EXERCISE AIM:
Once you have read the entries, copy all of them exactly.

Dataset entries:
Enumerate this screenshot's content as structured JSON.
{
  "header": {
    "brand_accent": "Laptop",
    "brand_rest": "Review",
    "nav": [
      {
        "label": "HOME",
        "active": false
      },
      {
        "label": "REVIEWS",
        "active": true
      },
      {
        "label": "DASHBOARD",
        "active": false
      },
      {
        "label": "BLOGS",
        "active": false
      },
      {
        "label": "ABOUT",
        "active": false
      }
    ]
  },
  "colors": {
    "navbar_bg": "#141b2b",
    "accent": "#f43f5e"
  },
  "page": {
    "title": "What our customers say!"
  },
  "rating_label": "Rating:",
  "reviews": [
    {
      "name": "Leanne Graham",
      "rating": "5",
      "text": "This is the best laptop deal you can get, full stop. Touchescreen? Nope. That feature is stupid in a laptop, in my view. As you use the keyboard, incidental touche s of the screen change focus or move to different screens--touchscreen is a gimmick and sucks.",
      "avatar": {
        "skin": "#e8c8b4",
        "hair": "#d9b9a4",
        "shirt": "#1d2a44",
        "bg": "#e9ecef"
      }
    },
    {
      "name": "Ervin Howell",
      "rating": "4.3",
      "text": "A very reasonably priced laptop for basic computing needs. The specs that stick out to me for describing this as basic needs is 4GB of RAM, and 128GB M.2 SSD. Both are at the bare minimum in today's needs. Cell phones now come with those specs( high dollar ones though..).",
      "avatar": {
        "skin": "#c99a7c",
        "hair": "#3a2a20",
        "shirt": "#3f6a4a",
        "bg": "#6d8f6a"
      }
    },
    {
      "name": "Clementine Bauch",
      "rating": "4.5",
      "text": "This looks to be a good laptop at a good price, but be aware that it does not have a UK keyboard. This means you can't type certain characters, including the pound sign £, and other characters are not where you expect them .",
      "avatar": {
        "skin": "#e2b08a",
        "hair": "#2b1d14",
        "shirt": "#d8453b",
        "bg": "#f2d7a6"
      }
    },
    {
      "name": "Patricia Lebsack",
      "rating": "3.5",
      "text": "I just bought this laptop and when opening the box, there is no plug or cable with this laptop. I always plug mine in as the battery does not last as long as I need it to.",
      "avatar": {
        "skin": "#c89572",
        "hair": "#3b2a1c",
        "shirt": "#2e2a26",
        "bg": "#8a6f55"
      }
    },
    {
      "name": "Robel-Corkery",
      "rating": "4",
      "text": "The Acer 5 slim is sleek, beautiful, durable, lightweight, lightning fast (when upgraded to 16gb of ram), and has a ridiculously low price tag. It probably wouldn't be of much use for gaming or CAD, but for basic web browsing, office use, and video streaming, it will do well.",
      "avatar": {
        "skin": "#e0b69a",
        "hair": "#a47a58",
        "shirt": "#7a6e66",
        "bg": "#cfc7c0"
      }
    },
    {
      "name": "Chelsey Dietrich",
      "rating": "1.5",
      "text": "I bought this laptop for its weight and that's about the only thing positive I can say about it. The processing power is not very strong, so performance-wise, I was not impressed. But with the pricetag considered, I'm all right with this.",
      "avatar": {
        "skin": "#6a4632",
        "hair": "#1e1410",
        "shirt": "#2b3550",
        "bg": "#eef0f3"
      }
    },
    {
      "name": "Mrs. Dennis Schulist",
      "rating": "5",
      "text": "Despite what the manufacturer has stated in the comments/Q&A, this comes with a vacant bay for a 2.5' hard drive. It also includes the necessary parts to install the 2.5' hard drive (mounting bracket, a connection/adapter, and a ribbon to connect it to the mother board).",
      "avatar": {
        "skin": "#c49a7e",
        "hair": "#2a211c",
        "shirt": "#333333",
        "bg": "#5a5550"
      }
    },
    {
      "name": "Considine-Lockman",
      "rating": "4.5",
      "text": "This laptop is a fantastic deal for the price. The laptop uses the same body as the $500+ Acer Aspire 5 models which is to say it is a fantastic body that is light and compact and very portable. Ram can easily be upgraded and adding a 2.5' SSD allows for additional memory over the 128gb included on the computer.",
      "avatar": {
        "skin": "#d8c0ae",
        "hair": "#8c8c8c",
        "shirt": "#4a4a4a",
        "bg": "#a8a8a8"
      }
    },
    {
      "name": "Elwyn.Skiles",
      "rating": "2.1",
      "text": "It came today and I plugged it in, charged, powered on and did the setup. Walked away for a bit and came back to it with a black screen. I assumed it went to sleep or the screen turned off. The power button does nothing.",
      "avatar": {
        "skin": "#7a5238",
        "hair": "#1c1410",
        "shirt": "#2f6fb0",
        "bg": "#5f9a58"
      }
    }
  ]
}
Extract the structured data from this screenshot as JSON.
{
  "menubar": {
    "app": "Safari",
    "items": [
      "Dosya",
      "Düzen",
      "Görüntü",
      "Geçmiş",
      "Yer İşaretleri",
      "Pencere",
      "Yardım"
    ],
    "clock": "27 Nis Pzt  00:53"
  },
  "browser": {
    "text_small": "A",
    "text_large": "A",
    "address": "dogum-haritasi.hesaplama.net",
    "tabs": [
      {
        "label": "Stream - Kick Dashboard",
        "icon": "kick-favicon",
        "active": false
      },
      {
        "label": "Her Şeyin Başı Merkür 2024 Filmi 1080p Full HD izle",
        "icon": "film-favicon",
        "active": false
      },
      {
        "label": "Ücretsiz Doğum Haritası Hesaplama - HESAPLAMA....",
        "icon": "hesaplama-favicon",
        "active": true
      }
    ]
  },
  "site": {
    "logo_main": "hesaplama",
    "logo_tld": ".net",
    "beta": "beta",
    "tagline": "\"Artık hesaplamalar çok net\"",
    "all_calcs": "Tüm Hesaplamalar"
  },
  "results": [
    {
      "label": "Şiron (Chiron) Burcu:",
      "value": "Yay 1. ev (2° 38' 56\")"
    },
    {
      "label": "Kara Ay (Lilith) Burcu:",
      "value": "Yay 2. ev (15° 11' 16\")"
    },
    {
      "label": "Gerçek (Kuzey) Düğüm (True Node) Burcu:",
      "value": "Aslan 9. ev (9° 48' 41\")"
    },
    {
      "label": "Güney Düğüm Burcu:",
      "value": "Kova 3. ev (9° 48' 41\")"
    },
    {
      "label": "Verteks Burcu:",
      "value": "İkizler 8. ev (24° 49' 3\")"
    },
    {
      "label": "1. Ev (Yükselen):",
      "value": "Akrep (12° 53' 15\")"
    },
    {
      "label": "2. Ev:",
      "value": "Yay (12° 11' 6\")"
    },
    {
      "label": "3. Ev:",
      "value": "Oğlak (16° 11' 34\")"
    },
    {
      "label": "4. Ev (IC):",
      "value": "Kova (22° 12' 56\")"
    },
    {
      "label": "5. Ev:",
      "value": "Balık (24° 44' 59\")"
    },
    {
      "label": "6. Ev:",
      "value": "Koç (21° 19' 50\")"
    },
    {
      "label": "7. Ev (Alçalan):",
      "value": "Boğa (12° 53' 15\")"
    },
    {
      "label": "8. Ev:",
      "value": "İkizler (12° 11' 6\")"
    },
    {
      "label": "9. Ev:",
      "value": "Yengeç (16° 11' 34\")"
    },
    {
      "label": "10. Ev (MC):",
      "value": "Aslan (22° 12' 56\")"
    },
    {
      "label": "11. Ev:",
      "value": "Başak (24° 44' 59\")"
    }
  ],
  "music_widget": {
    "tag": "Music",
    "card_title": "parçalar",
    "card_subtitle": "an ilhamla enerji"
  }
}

SOLUTION FOR THIS EXERCISE:
Enumerate this screenshot's content as structured JSON.
{
  "header": {
    "brand_accent": "Laptop",
    "brand_rest": "Review",
    "nav": [
      {
        "label": "HOME",
        "active": false
      },
      {
        "label": "REVIEWS",
        "active": true
      },
      {
        "label": "DASHBOARD",
        "active": false
      },
      {
        "label": "BLOGS",
        "active": false
      },
      {
        "label": "ABOUT",
        "active": false
      }
    ]
  },
  "colors": {
    "navbar_bg": "#141b2b",
    "accent": "#f43f5e"
  },
  "page": {
    "title": "What our customers say!"
  },
  "rating_label": "Rating:",
  "reviews": [
    {
      "name": "Leanne Graham",
      "rating": "5",
      "text": "This is the best laptop deal you can get, full stop. Touchescreen? Nope. That feature is stupid in a laptop, in my view. As you use the keyboard, incidental touche s of the screen change focus or move to different screens--touchscreen is a gimmick and sucks.",
      "avatar": {
        "skin": "#e8c8b4",
        "hair": "#d9b9a4",
        "shirt": "#1d2a44",
        "bg": "#e9ecef"
      }
    },
    {
      "name": "Ervin Howell",
      "rating": "4.3",
      "text": "A very reasonably priced laptop for basic computing needs. The specs that stick out to me for describing this as basic needs is 4GB of RAM, and 128GB M.2 SSD. Both are at the bare minimum in today's needs. Cell phones now come with those specs( high dollar ones though..).",
      "avatar": {
        "skin": "#c99a7c",
        "hair": "#3a2a20",
        "shirt": "#3f6a4a",
        "bg": "#6d8f6a"
      }
    },
    {
      "name": "Clementine Bauch",
      "rating": "4.5",
      "text": "This looks to be a good laptop at a good price, but be aware that it does not have a UK keyboard. This means you can't type certain characters, including the pound sign £, and other characters are not where you expect them .",
      "avatar": {
        "skin": "#e2b08a",
        "hair": "#2b1d14",
        "shirt": "#d8453b",
        "bg": "#f2d7a6"
      }
    },
    {
      "name": "Patricia Lebsack",
      "rating": "3.5",
      "text": "I just bought this laptop and when opening the box, there is no plug or cable with this laptop. I always plug mine in as the battery does not last as long as I need it to.",
      "avatar": {
        "skin": "#c89572",
        "hair": "#3b2a1c",
        "shirt": "#2e2a26",
        "bg": "#8a6f55"
      }
    },
    {
      "name": "Robel-Corkery",
      "rating": "4",
      "text": "The Acer 5 slim is sleek, beautiful, durable, lightweight, lightning fast (when upgraded to 16gb of ram), and has a ridiculously low price tag. It probably wouldn't be of much use for gaming or CAD, but for basic web browsing, office use, and video streaming, it will do well.",
      "avatar": {
        "skin": "#e0b69a",
        "hair": "#a47a58",
        "shirt": "#7a6e66",
        "bg": "#cfc7c0"
      }
    },
    {
      "name": "Chelsey Dietrich",
      "rating": "1.5",
      "text": "I bought this laptop for its weight and that's about the only thing positive I can say about it. The processing power is not very strong, so performance-wise, I was not impressed. But with the pricetag considered, I'm all right with this.",
      "avatar": {
        "skin": "#6a4632",
        "hair": "#1e1410",
        "shirt": "#2b3550",
        "bg": "#eef0f3"
      }
    },
    {
      "name": "Mrs. Dennis Schulist",
      "rating": "5",
      "text": "Despite what the manufacturer has stated in the comments/Q&A, this comes with a vacant bay for a 2.5' hard drive. It also includes the necessary parts to install the 2.5' hard drive (mounting bracket, a connection/adapter, and a ribbon to connect it to the mother board).",
      "avatar": {
        "skin": "#c49a7e",
        "hair": "#2a211c",
        "shirt": "#333333",
        "bg": "#5a5550"
      }
    },
    {
      "name": "Considine-Lockman",
      "rating": "4.5",
      "text": "This laptop is a fantastic deal for the price. The laptop uses the same body as the $500+ Acer Aspire 5 models which is to say it is a fantastic body that is light and compact and very portable. Ram can easily be upgraded and adding a 2.5' SSD allows for additional memory over the 128gb included on the computer.",
      "avatar": {
        "skin": "#d8c0ae",
        "hair": "#8c8c8c",
        "shirt": "#4a4a4a",
        "bg": "#a8a8a8"
      }
    },
    {
      "name": "Elwyn.Skiles",
      "rating": "2.1",
      "text": "It came today and I plugged it in, charged, powered on and did the setup. Walked away for a bit and came back to it with a black screen. I assumed it went to sleep or the screen turned off. The power button does nothing.",
      "avatar": {
        "skin": "#7a5238",
        "hair": "#1c1410",
        "shirt": "#2f6fb0",
        "bg": "#5f9a58"
      }
    }
  ]
}
Extract the structured data from this screenshot as JSON.
{
  "menubar": {
    "app": "Safari",
    "items": [
      "Dosya",
      "Düzen",
      "Görüntü",
      "Geçmiş",
      "Yer İşaretleri",
      "Pencere",
      "Yardım"
    ],
    "clock": "27 Nis Pzt  00:53"
  },
  "browser": {
    "text_small": "A",
    "text_large": "A",
    "address": "dogum-haritasi.hesaplama.net",
    "tabs": [
      {
        "label": "Stream - Kick Dashboard",
        "icon": "kick-favicon",
        "active": false
      },
      {
        "label": "Her Şeyin Başı Merkür 2024 Filmi 1080p Full HD izle",
        "icon": "film-favicon",
        "active": false
      },
      {
        "label": "Ücretsiz Doğum Haritası Hesaplama - HESAPLAMA....",
        "icon": "hesaplama-favicon",
        "active": true
      }
    ]
  },
  "site": {
    "logo_main": "hesaplama",
    "logo_tld": ".net",
    "beta": "beta",
    "tagline": "\"Artık hesaplamalar çok net\"",
    "all_calcs": "Tüm Hesaplamalar"
  },
  "results": [
    {
      "label": "Şiron (Chiron) Burcu:",
      "value": "Yay 1. ev (2° 38' 56\")"
    },
    {
      "label": "Kara Ay (Lilith) Burcu:",
      "value": "Yay 2. ev (15° 11' 16\")"
    },
    {
      "label": "Gerçek (Kuzey) Düğüm (True Node) Burcu:",
      "value": "Aslan 9. ev (9° 48' 41\")"
    },
    {
      "label": "Güney Düğüm Burcu:",
      "value": "Kova 3. ev (9° 48' 41\")"
    },
    {
      "label": "Verteks Burcu:",
      "value": "İkizler 8. ev (24° 49' 3\")"
    },
    {
      "label": "1. Ev (Yükselen):",
      "value": "Akrep (12° 53' 15\")"
    },
    {
      "label": "2. Ev:",
      "value": "Yay (12° 11' 6\")"
    },
    {
      "label": "3. Ev:",
      "value": "Oğlak (16° 11' 34\")"
    },
    {
      "label": "4. Ev (IC):",
      "value": "Kova (22° 12' 56\")"
    },
    {
      "label": "5. Ev:",
      "value": "Balık (24° 44' 59\")"
    },
    {
      "label": "6. Ev:",
      "value": "Koç (21° 19' 50\")"
    },
    {
      "label": "7. Ev (Alçalan):",
      "value": "Boğa (12° 53' 15\")"
    },
    {
      "label": "8. Ev:",
      "value": "İkizler (12° 11' 6\")"
    },
    {
      "label": "9. Ev:",
      "value": "Yengeç (16° 11' 34\")"
    },
    {
      "label": "10. Ev (MC):",
      "value": "Aslan (22° 12' 56\")"
    },
    {
      "label": "11. Ev:",
      "value": "Başak (24° 44' 59\")"
    }
  ],
  "music_widget": {
    "tag": "Music",
    "card_title": "parçalar",
    "card_subtitle": "an ilhamla enerji"
  }
}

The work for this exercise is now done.